There has been a lot of discussion in the news and among financial professionals about whether inflation is a real threat to our economy, or if the current price increases are just a short-term consequence of the economy restarting after more than a year of on-again, off-again lockdowns due to the pandemic. Because we are all inundated with more information than we can handle, it can be difficult to cut through the noise and get a clear picture of what is actually happening. Therefore, we would like to provide you with a summary of how Stratus analyzes the price increase information we are hearing.
In our opinion, one of the most important distinctions to make is between relative price changes and aggregate price changes. For example, when there is an instance of food contamination, such as E. Coli in spinach, consumers shift their behavior and buy substitute products like kale. Therefore, we would expect the price of spinach to drop and the price of kale to increase. These price changes reflect the changes in demand for these specific products. If you look around the economy, these relative price changes occur all the time based on the supply of and demand for various goods and services.
In comparison, aggregate price changes reflect an overall trend (up or down) of prices in the economy based on producers and consumers expectations for the future. For example, if consumers expect that prices will increase across a broad range of goods, they will buy those goods now to try and lock in lower prices. Seeing this increased demand, producers will increase prices accordingly to try to match their supply with consumer demand. The combination of consumers expecting higher prices and producers expecting higher demand can lead to a self-reinforcing cycle where prices for all goods and services rise.
The key for anyone who owns assets, whether a business, stock, or home, is to take some time to think about what is happening in the micro-economy and not get caught up in the “herd mentality” that can lead to a self-reinforcing increase in aggregate prices. For example, as the pandemic swept across the U.S. last year, it led to tremendous disruptions in all sectors. In the lumber industry, sawmills reacted to the shutdowns by cutting production, which is reasonable in a normal recession brought on by decreased demand. However, with everyone at home and looking to create home offices, school rooms, and outdoor entertainment areas, the demand for lumber accelerated, and the decrease in supply combined with this increase in demand has led to skyrocketing prices.
If we look closer at the example of lumber prices, we can see that the current inflated prices have more to do with supply than demand. If a contractor wants lumber for framing a new home or renovating an existing home, the lumber is available – just not at a price that is favorable. This is the law of supply and demand in action. As supply works to catch up with demand, there will be a relative increase in the price of lumber. Once sufficient supply is available, the price of lumber will reduce as the increased supply will cover more of the built-up demand.

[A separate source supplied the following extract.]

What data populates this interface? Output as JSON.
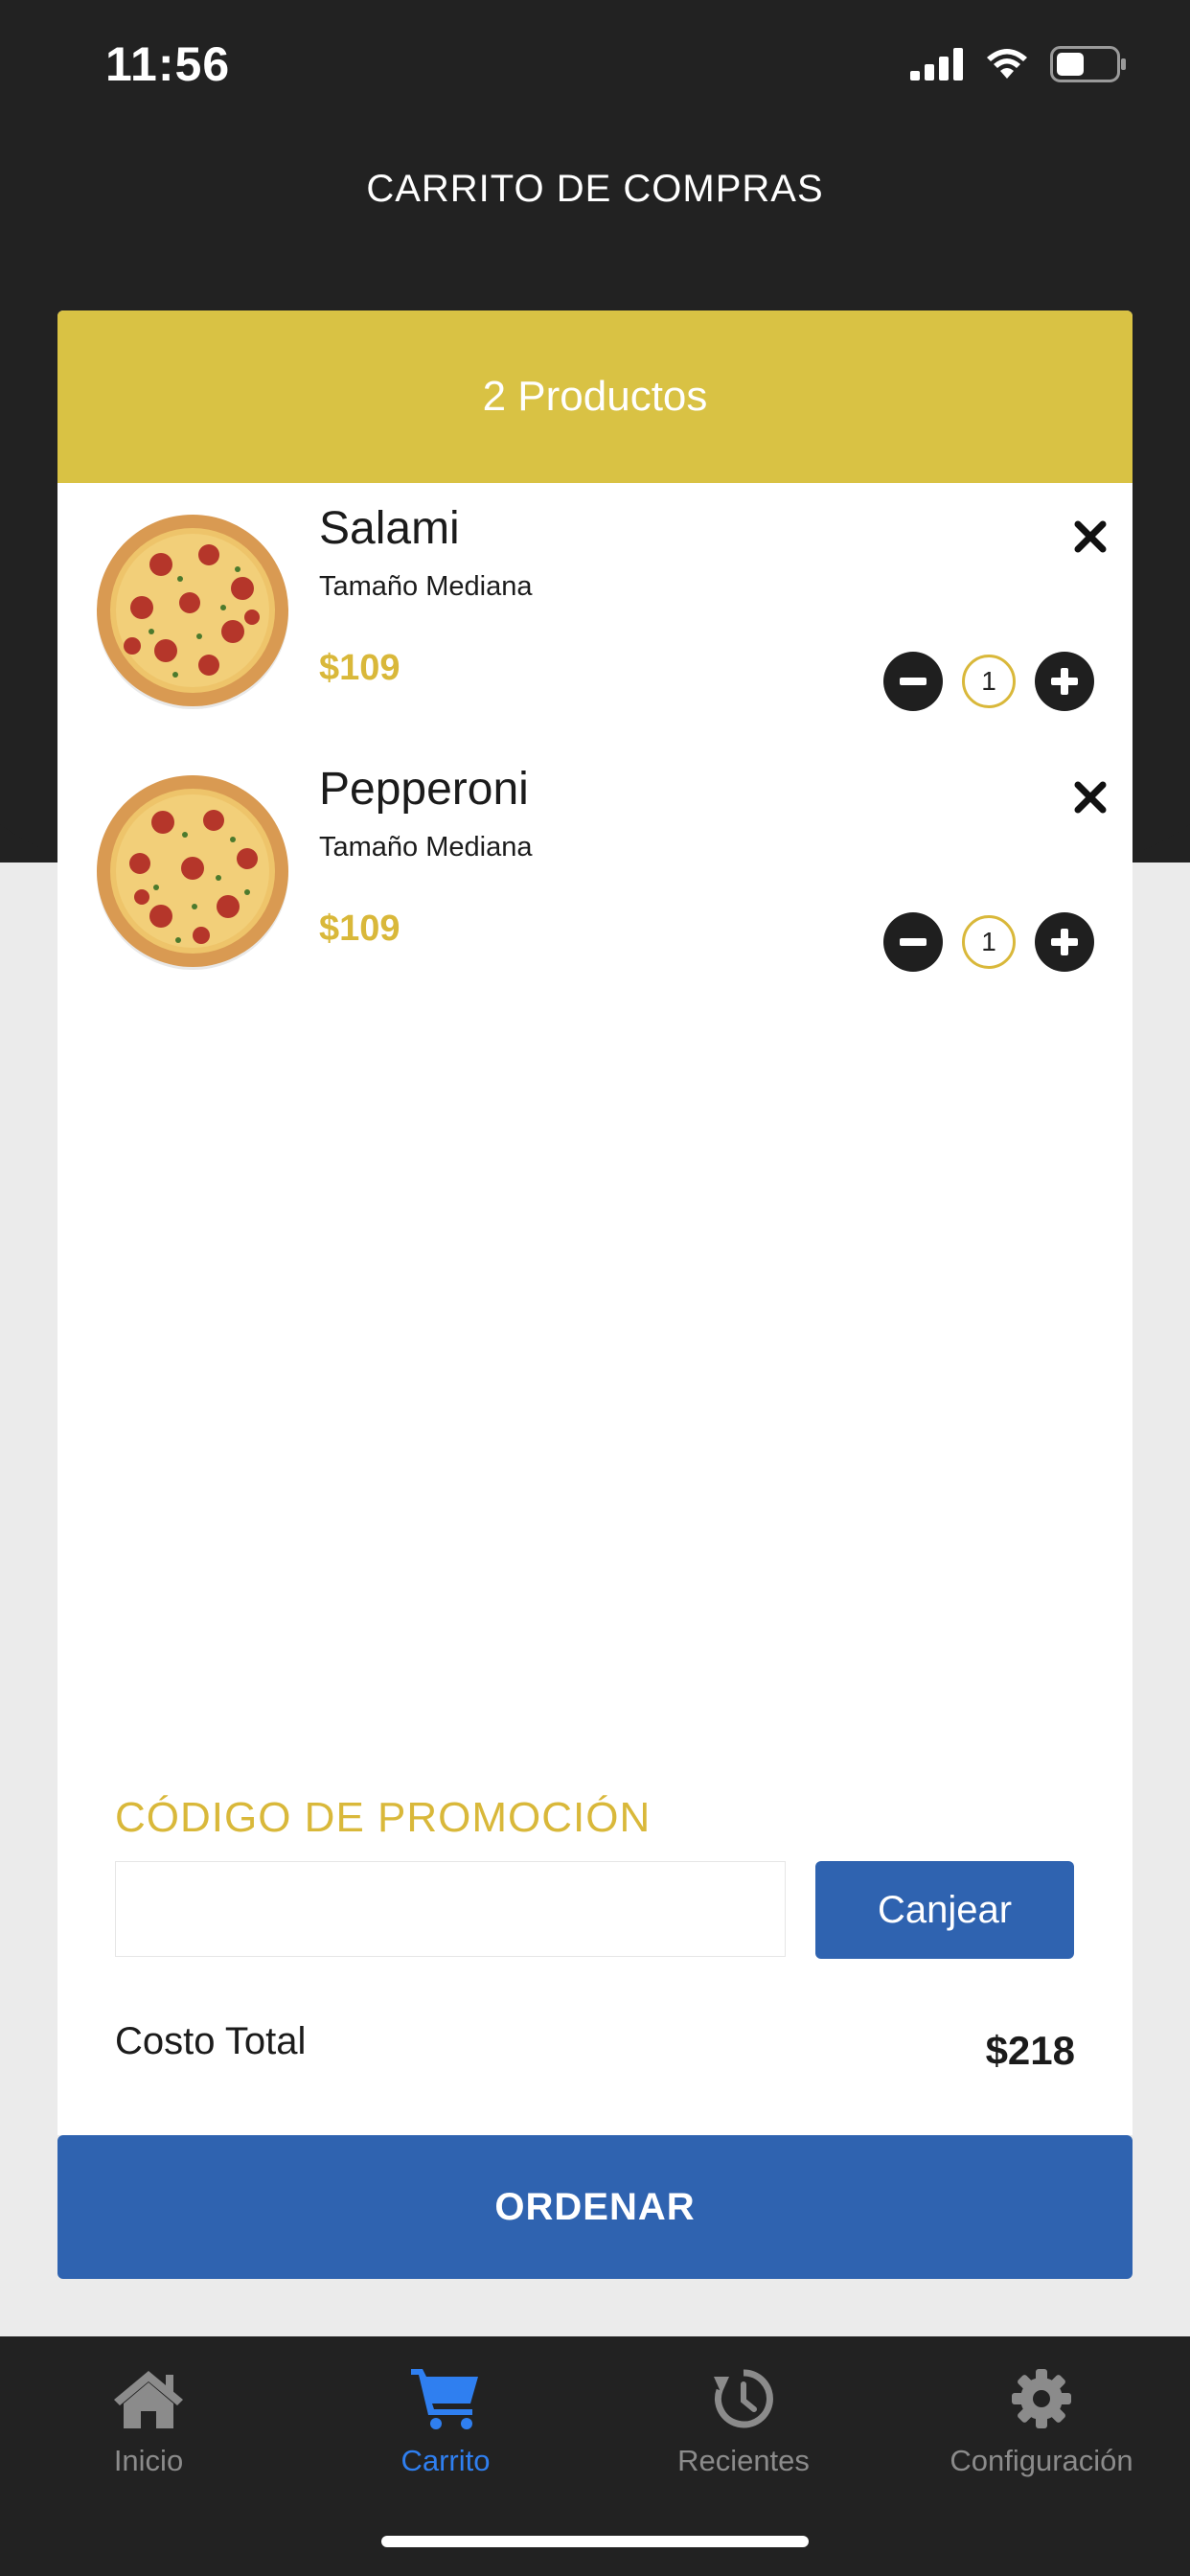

In conclusion, we would encourage any asset owner to think about the specific reasons why the price of a certain product or service is increasing. Our economy is a complex system, and trying to determine whether there is runaway inflation based on the relative adjustment of prices at a microlevel is not helpful. Following a period of economic volatility, it will take time for the supply and demand of certain products and services to reach equilibrium. During this period, prices will move based on the ongoing interactions between producers and consumers, and some prices will necessarily increase rapidly. What will help us navigate the current inflation-focused financial commentary is to remember that a relative change in price as supply and demand work toward equilibrium is much different than a psychological anticipation of aggregate price increases for all goods and services in the economy.